*** Extracted records ***
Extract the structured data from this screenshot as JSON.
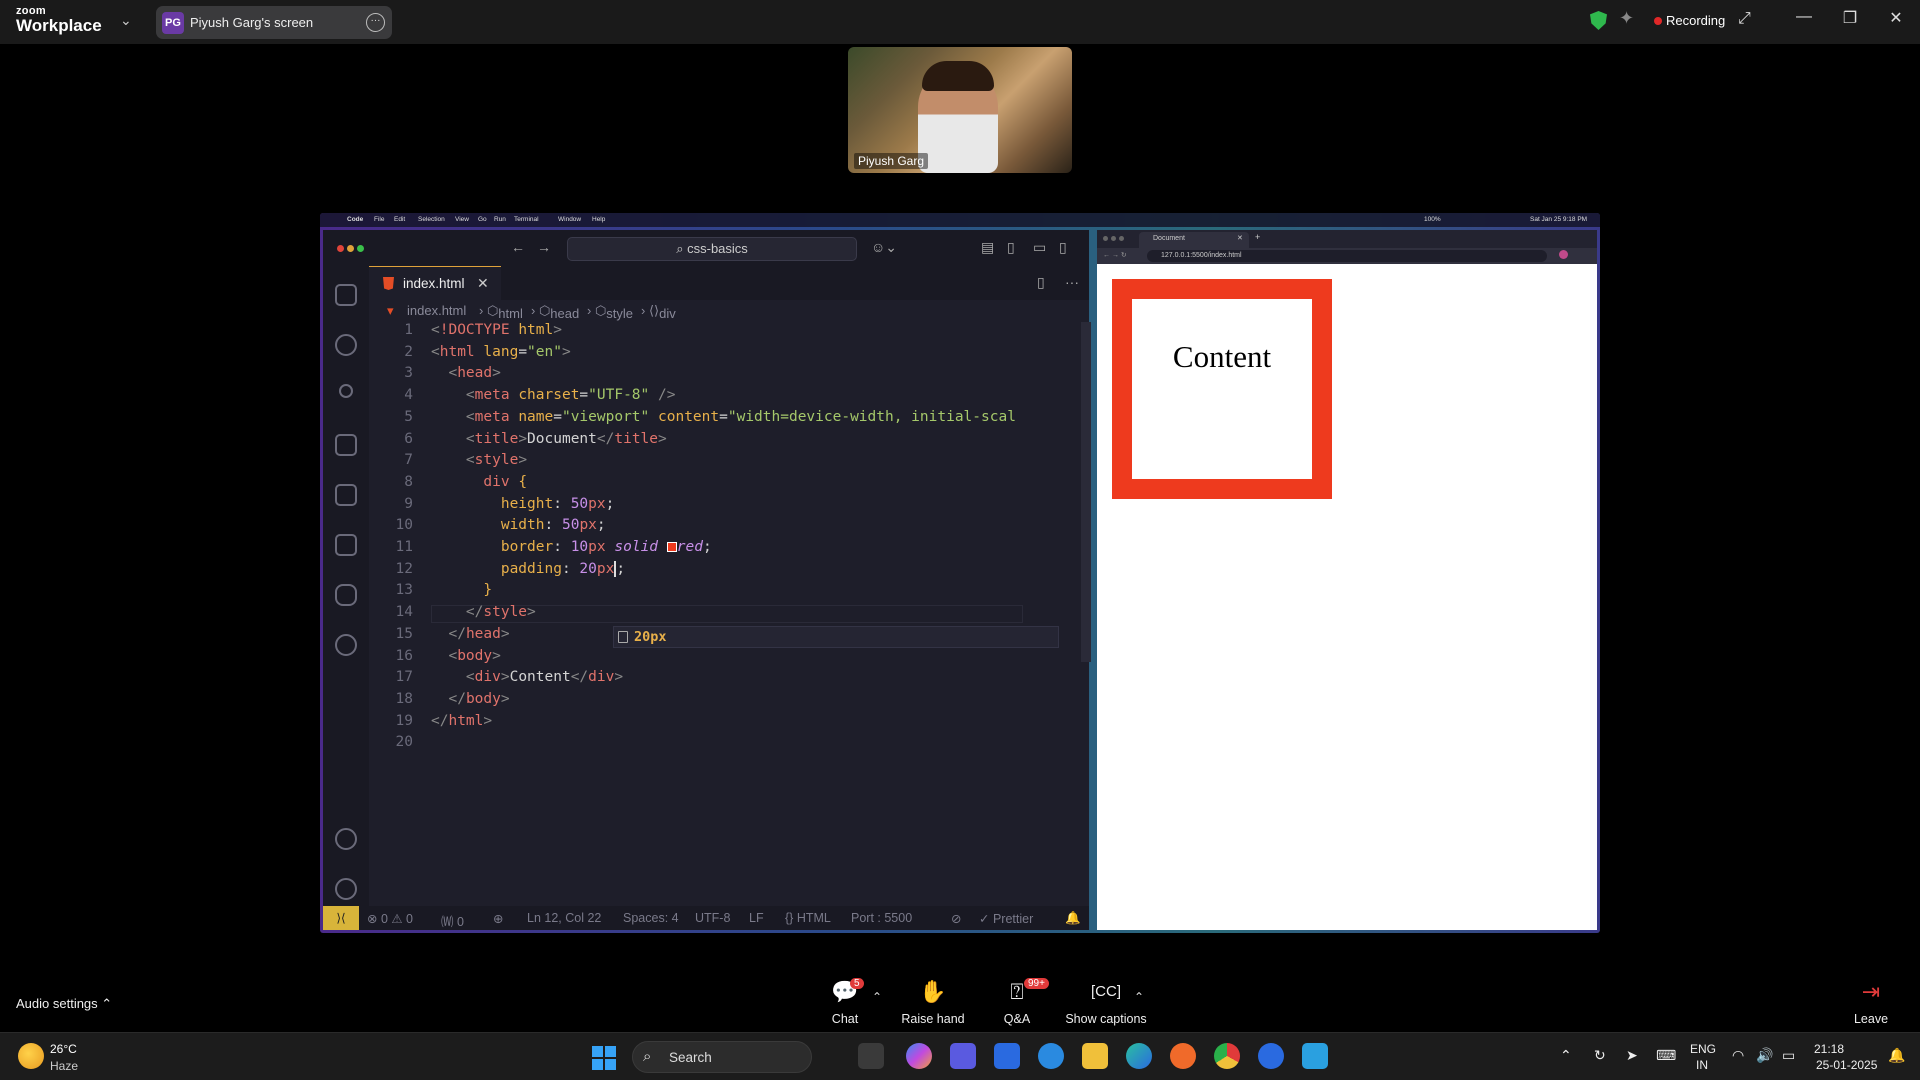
{
  "zoom": {
    "logo_small": "zoom",
    "logo_big": "Workplace",
    "share_initials": "PG",
    "share_title": "Piyush Garg's screen",
    "recording_label": "Recording",
    "participant_name": "Piyush Garg",
    "audio_settings": "Audio settings",
    "controls": [
      {
        "label": "Chat",
        "icon": "chat-icon",
        "badge": "5"
      },
      {
        "label": "Raise hand",
        "icon": "hand-icon"
      },
      {
        "label": "Q&A",
        "icon": "qa-icon",
        "badge": "99+"
      },
      {
        "label": "Show captions",
        "icon": "cc-icon"
      }
    ],
    "leave_label": "Leave",
    "accent_recording": "#e02828"
  },
  "mac_menubar": {
    "app": "Code",
    "items": [
      "File",
      "Edit",
      "Selection",
      "View",
      "Go",
      "Run",
      "Terminal",
      "Window",
      "Help"
    ],
    "datetime": "Sat Jan 25  9:18 PM",
    "battery": "100%"
  },
  "vscode": {
    "search": "css-basics",
    "tab": "index.html",
    "breadcrumb": [
      "index.html",
      "html",
      "head",
      "style",
      "div"
    ],
    "lines": [
      "1",
      "2",
      "3",
      "4",
      "5",
      "6",
      "7",
      "8",
      "9",
      "10",
      "11",
      "12",
      "13",
      "14",
      "15",
      "16",
      "17",
      "18",
      "19",
      "20"
    ],
    "suggestion": "20px",
    "status": {
      "problems": "⊗ 0 ⚠ 0",
      "ports": "🄦 0",
      "position": "Ln 12, Col 22",
      "spaces": "Spaces: 4",
      "encoding": "UTF-8",
      "eol": "LF",
      "language": "{} HTML",
      "port": "Port : 5500",
      "formatter": "✓ Prettier"
    }
  },
  "browser": {
    "tab_title": "Document",
    "url": "127.0.0.1:5500/index.html",
    "div_content": "Content",
    "border_color": "#ee3a1e"
  },
  "taskbar": {
    "temp": "26°C",
    "condition": "Haze",
    "search": "Search",
    "lang": "ENG",
    "region": "IN",
    "time": "21:18",
    "date": "25-01-2025"
  }
}
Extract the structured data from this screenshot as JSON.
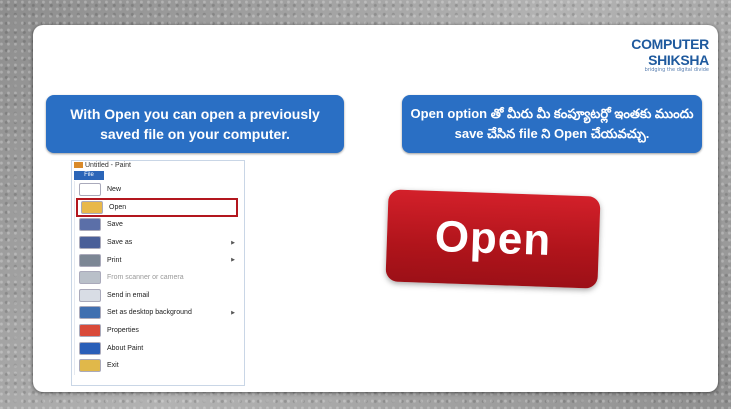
{
  "logo": {
    "name": "COMPUTER SHIKSHA",
    "tagline": "bridging the digital divide"
  },
  "callouts": {
    "english": "With Open you can open a previously saved file on your computer.",
    "telugu": "Open option తో మీరు మీ కంప్యూటర్లో ఇంతకు ముందు save చేసిన file ని Open చేయవచ్చు."
  },
  "paint": {
    "title": "Untitled - Paint",
    "file_tab": "File",
    "menu": [
      {
        "label": "New",
        "icon": "new-file-icon",
        "color": "#ffffff",
        "arrow": false,
        "dim": false
      },
      {
        "label": "Open",
        "icon": "open-folder-icon",
        "color": "#e8b84a",
        "arrow": false,
        "dim": false,
        "highlighted": true
      },
      {
        "label": "Save",
        "icon": "save-icon",
        "color": "#5b6fa8",
        "arrow": false,
        "dim": false
      },
      {
        "label": "Save as",
        "icon": "save-as-icon",
        "color": "#4a5f99",
        "arrow": true,
        "dim": false
      },
      {
        "label": "Print",
        "icon": "print-icon",
        "color": "#7c8795",
        "arrow": true,
        "dim": false
      },
      {
        "label": "From scanner or camera",
        "icon": "scanner-icon",
        "color": "#b9c0c9",
        "arrow": false,
        "dim": true
      },
      {
        "label": "Send in email",
        "icon": "email-icon",
        "color": "#d8dde5",
        "arrow": false,
        "dim": false
      },
      {
        "label": "Set as desktop background",
        "icon": "desktop-background-icon",
        "color": "#3f6fb0",
        "arrow": true,
        "dim": false
      },
      {
        "label": "Properties",
        "icon": "properties-icon",
        "color": "#d94a3a",
        "arrow": false,
        "dim": false
      },
      {
        "label": "About Paint",
        "icon": "about-icon",
        "color": "#2a5fb8",
        "arrow": false,
        "dim": false
      },
      {
        "label": "Exit",
        "icon": "exit-icon",
        "color": "#e0b84a",
        "arrow": false,
        "dim": false
      }
    ]
  },
  "badge": {
    "text": "Open"
  },
  "colors": {
    "callout": "#2a6fc4",
    "badge": "#c4181f",
    "logo": "#1f5a9e"
  }
}
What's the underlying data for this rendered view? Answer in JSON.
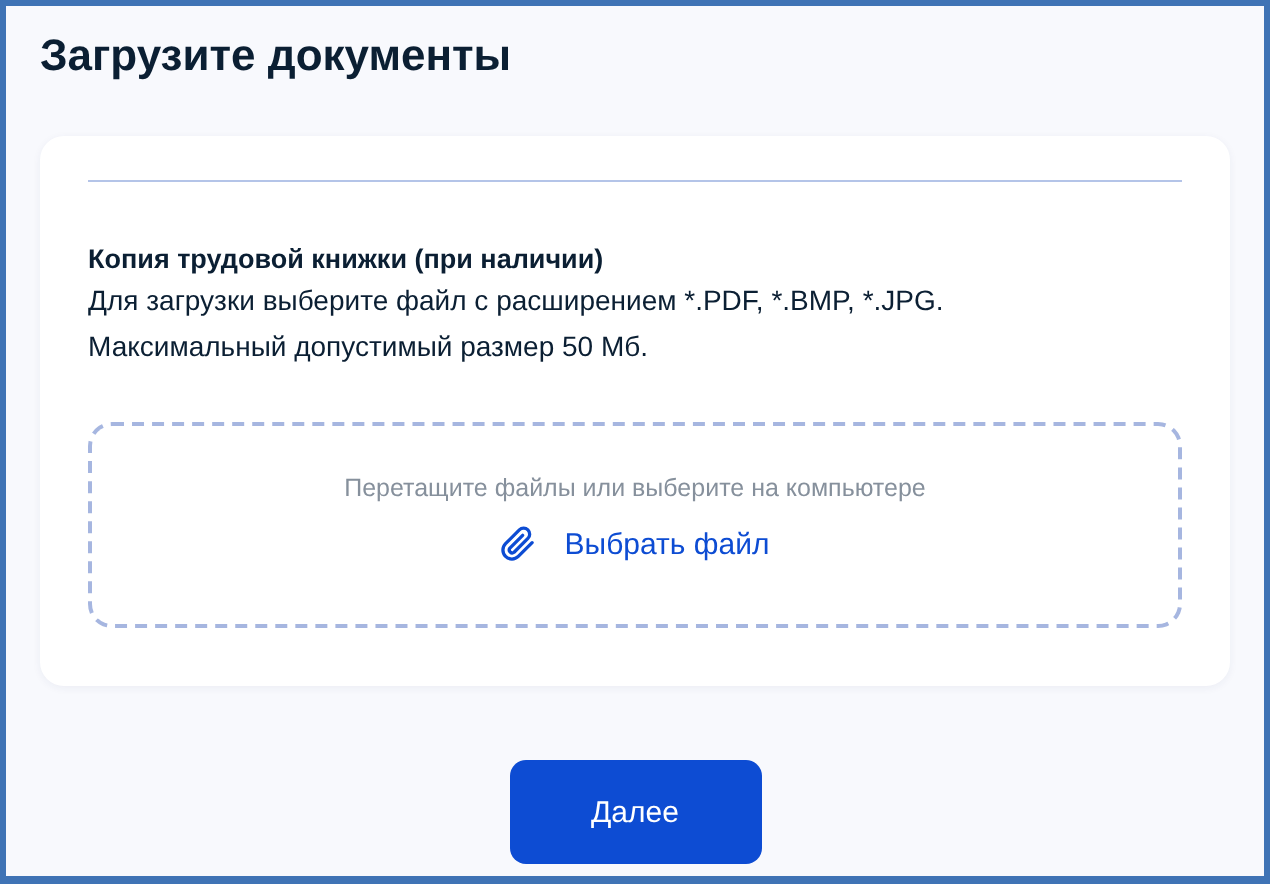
{
  "title": "Загрузите документы",
  "document": {
    "name": "Копия трудовой книжки (при наличии)",
    "lines": [
      "Для загрузки выберите файл с расширением *.PDF, *.BMP, *.JPG.",
      "Максимальный допустимый размер 50 Мб."
    ]
  },
  "dropzone": {
    "hint": "Перетащите файлы или выберите на компьютере",
    "link": "Выбрать файл"
  },
  "button": "Далее"
}
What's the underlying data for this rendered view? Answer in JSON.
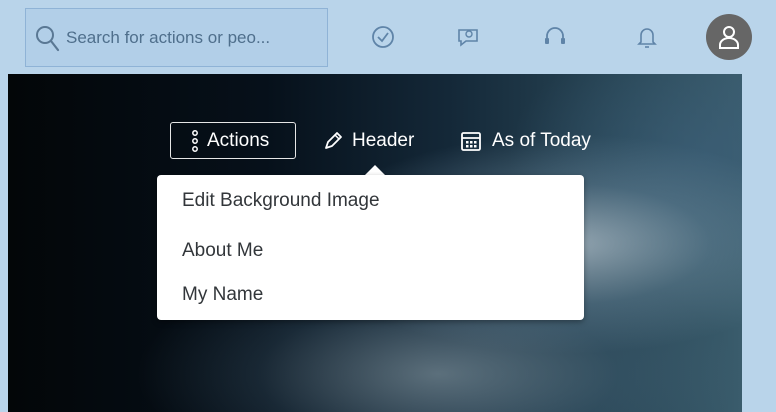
{
  "search": {
    "placeholder": "Search for actions or peo..."
  },
  "topbar_icons": [
    "check-circle-icon",
    "chat-bubble-icon",
    "headset-icon",
    "bell-icon",
    "user-avatar-icon"
  ],
  "toolbar": {
    "actions_label": "Actions",
    "header_label": "Header",
    "as_of_label": "As of Today"
  },
  "menu": {
    "items": [
      {
        "label": "Edit Background Image"
      },
      {
        "label": "About Me"
      },
      {
        "label": "My Name"
      }
    ]
  }
}
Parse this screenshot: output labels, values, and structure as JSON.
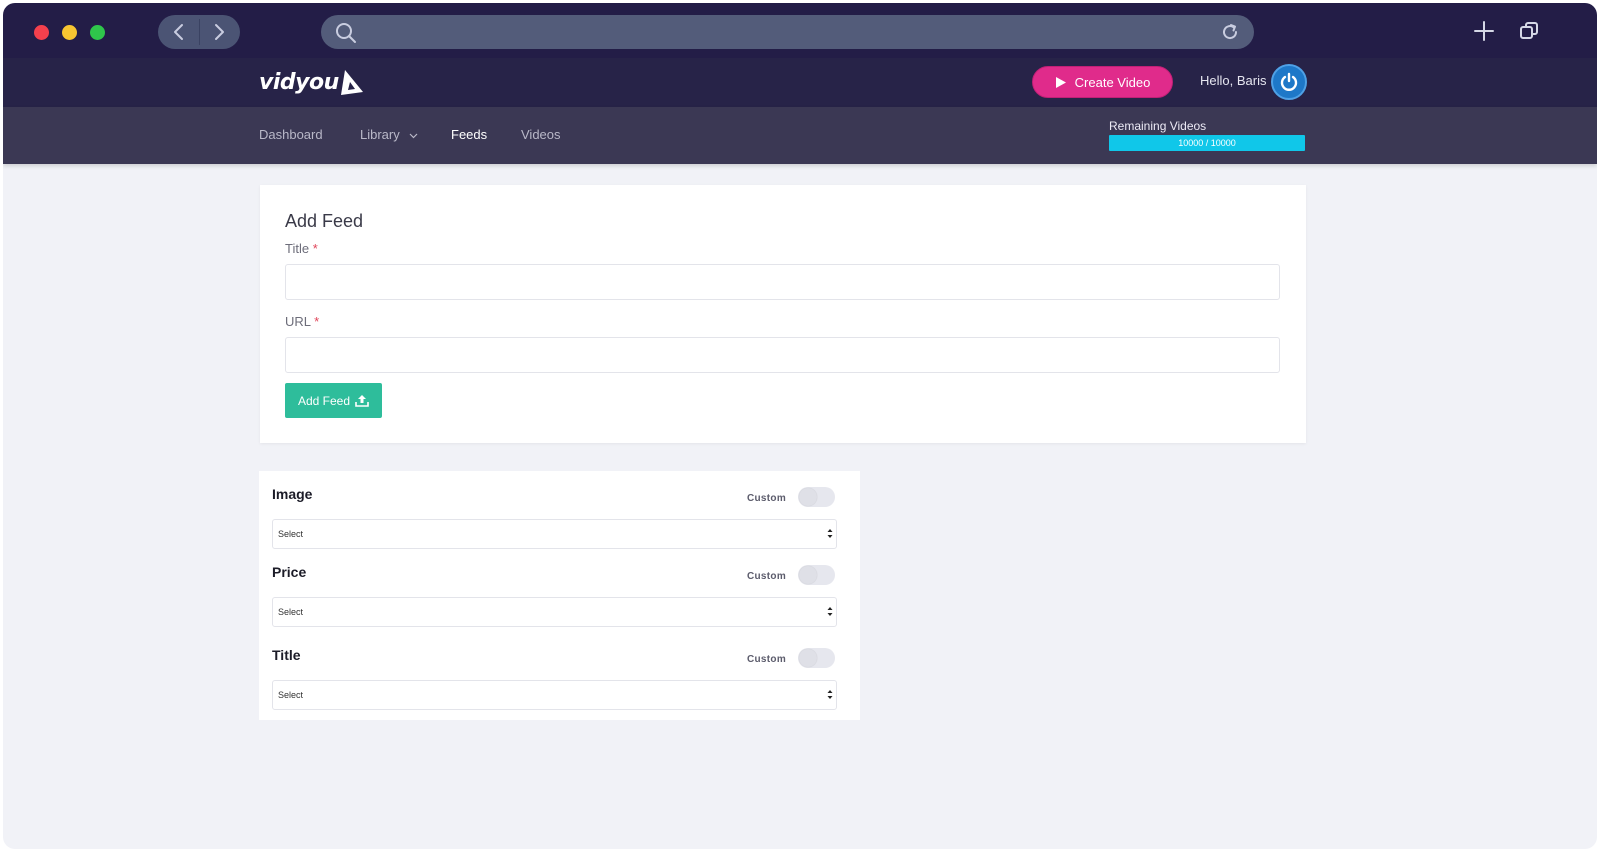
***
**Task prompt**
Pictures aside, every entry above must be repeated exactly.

**Task output**
Extract the structured data from this screenshot as JSON.
{
  "zoom": {
    "logo_small": "zoom",
    "logo_big": "Workplace",
    "share_initials": "PG",
    "share_title": "Piyush Garg's screen",
    "recording_label": "Recording",
    "participant_name": "Piyush Garg",
    "audio_settings": "Audio settings",
    "controls": [
      {
        "label": "Chat",
        "icon": "chat-icon",
        "badge": "5"
      },
      {
        "label": "Raise hand",
        "icon": "hand-icon"
      },
      {
        "label": "Q&A",
        "icon": "qa-icon",
        "badge": "99+"
      },
      {
        "label": "Show captions",
        "icon": "cc-icon"
      }
    ],
    "leave_label": "Leave",
    "accent_recording": "#e02828"
  },
  "mac_menubar": {
    "app": "Code",
    "items": [
      "File",
      "Edit",
      "Selection",
      "View",
      "Go",
      "Run",
      "Terminal",
      "Window",
      "Help"
    ],
    "datetime": "Sat Jan 25  9:18 PM",
    "battery": "100%"
  },
  "vscode": {
    "search": "css-basics",
    "tab": "index.html",
    "breadcrumb": [
      "index.html",
      "html",
      "head",
      "style",
      "div"
    ],
    "lines": [
      "1",
      "2",
      "3",
      "4",
      "5",
      "6",
      "7",
      "8",
      "9",
      "10",
      "11",
      "12",
      "13",
      "14",
      "15",
      "16",
      "17",
      "18",
      "19",
      "20"
    ],
    "suggestion": "20px",
    "status": {
      "problems": "⊗ 0 ⚠ 0",
      "ports": "🄦 0",
      "position": "Ln 12, Col 22",
      "spaces": "Spaces: 4",
      "encoding": "UTF-8",
      "eol": "LF",
      "language": "{} HTML",
      "port": "Port : 5500",
      "formatter": "✓ Prettier"
    }
  },
  "browser": {
    "tab_title": "Document",
    "url": "127.0.0.1:5500/index.html",
    "div_content": "Content",
    "border_color": "#ee3a1e"
  },
  "taskbar": {
    "temp": "26°C",
    "condition": "Haze",
    "search": "Search",
    "lang": "ENG",
    "region": "IN",
    "time": "21:18",
    "date": "25-01-2025"
  }
}
Extract the structured data from this screenshot as JSON.
{
  "logo": {
    "name": "COMPUTER SHIKSHA",
    "tagline": "bridging the digital divide"
  },
  "callouts": {
    "english": "With Open you can open a previously saved file on your computer.",
    "telugu": "Open option తో మీరు మీ కంప్యూటర్లో ఇంతకు ముందు save చేసిన file ని Open చేయవచ్చు."
  },
  "paint": {
    "title": "Untitled - Paint",
    "file_tab": "File",
    "menu": [
      {
        "label": "New",
        "icon": "new-file-icon",
        "color": "#ffffff",
        "arrow": false,
        "dim": false
      },
      {
        "label": "Open",
        "icon": "open-folder-icon",
        "color": "#e8b84a",
        "arrow": false,
        "dim": false,
        "highlighted": true
      },
      {
        "label": "Save",
        "icon": "save-icon",
        "color": "#5b6fa8",
        "arrow": false,
        "dim": false
      },
      {
        "label": "Save as",
        "icon": "save-as-icon",
        "color": "#4a5f99",
        "arrow": true,
        "dim": false
      },
      {
        "label": "Print",
        "icon": "print-icon",
        "color": "#7c8795",
        "arrow": true,
        "dim": false
      },
      {
        "label": "From scanner or camera",
        "icon": "scanner-icon",
        "color": "#b9c0c9",
        "arrow": false,
        "dim": true
      },
      {
        "label": "Send in email",
        "icon": "email-icon",
        "color": "#d8dde5",
        "arrow": false,
        "dim": false
      },
      {
        "label": "Set as desktop background",
        "icon": "desktop-background-icon",
        "color": "#3f6fb0",
        "arrow": true,
        "dim": false
      },
      {
        "label": "Properties",
        "icon": "properties-icon",
        "color": "#d94a3a",
        "arrow": false,
        "dim": false
      },
      {
        "label": "About Paint",
        "icon": "about-icon",
        "color": "#2a5fb8",
        "arrow": false,
        "dim": false
      },
      {
        "label": "Exit",
        "icon": "exit-icon",
        "color": "#e0b84a",
        "arrow": false,
        "dim": false
      }
    ]
  },
  "badge": {
    "text": "Open"
  },
  "colors": {
    "callout": "#2a6fc4",
    "badge": "#c4181f",
    "logo": "#1f5a9e"
  }
}
What's the underlying data for this rendered view? Answer in JSON.
{
  "title": "Загрузите документы",
  "document": {
    "name": "Копия трудовой книжки (при наличии)",
    "lines": [
      "Для загрузки выберите файл с расширением *.PDF, *.BMP, *.JPG.",
      "Максимальный допустимый размер 50 Мб."
    ]
  },
  "dropzone": {
    "hint": "Перетащите файлы или выберите на компьютере",
    "link": "Выбрать файл"
  },
  "button": "Далее"
}
What's the underlying data for this rendered view? Answer in JSON.
{
  "search": {
    "placeholder": "Search for actions or peo..."
  },
  "topbar_icons": [
    "check-circle-icon",
    "chat-bubble-icon",
    "headset-icon",
    "bell-icon",
    "user-avatar-icon"
  ],
  "toolbar": {
    "actions_label": "Actions",
    "header_label": "Header",
    "as_of_label": "As of Today"
  },
  "menu": {
    "items": [
      {
        "label": "Edit Background Image"
      },
      {
        "label": "About Me"
      },
      {
        "label": "My Name"
      }
    ]
  }
}
Parse this screenshot: output labels, values, and structure as JSON.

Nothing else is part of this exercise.